COURSE HANDOUTS & PRESENTATIONS
Letterpress Techniques Print
Language as Code
LINKS TO ARTISTS
London College of Communications
SP 20 maximum sheet size: 19.5"x28"
SP 20 maximum form size: 17"x26"
Universal 1 maximum sheet size: 15"x24"
Universal 1 maximum form size: 13"x22"
“The relationship to handcraft is a beautiful one. You are related bodily to a solid block of metal letters, to the weight of the trays, to the adroitness of spacing, to the tempo and temper of the machine. You acquire some of the weight and solidity of the metal, the strength and power of the machine. Each triumph is a conquest by the body, fingers, muscles. You live with your hands, in acts of physical deftness.

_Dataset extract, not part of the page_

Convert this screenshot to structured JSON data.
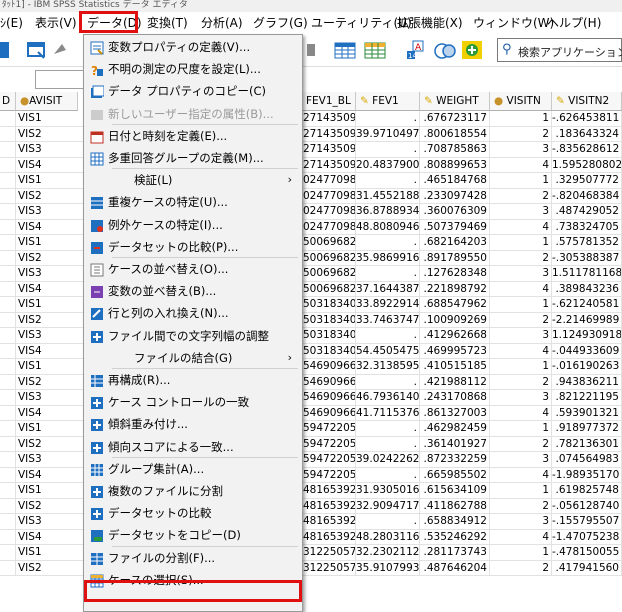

Anaïs Nin describes
“Cosimo also began to write certain things himself, such as The Song of the Blackbird, The Knock of the Woodpecker, The Dialogue of the Owls, and to distribute them publicly. In fact, it was at this very period of dementia that he learned the art of printing and began to print some pamphlets or gazettes (among them The Magpie’s Gazette), later all collected under the title, The Biped’s Monitor. He had brought into a nut tree a typographer’s table and chase, a press, a case of type, and a crock of ink, and he spent his days composing his pages and pulling his copies. Sometimes spiders and butterflies would get caught between the type and paper, and their marks would be printed on the page; sometimes a lizard would jump on the sheet while the ink was fresh and smear everything with its tail; sometimes the squirrels would take a letter of the alphabet and carry it off to their lair thinking it was something to eat, as happened with the letter Q, which because of its round shape and stalk they mistook it for a fruit, so that Cosimo had to begin some of his articles with Cueer and end them with C.E.D.”
—Italo Calvino, The Baron in the Trees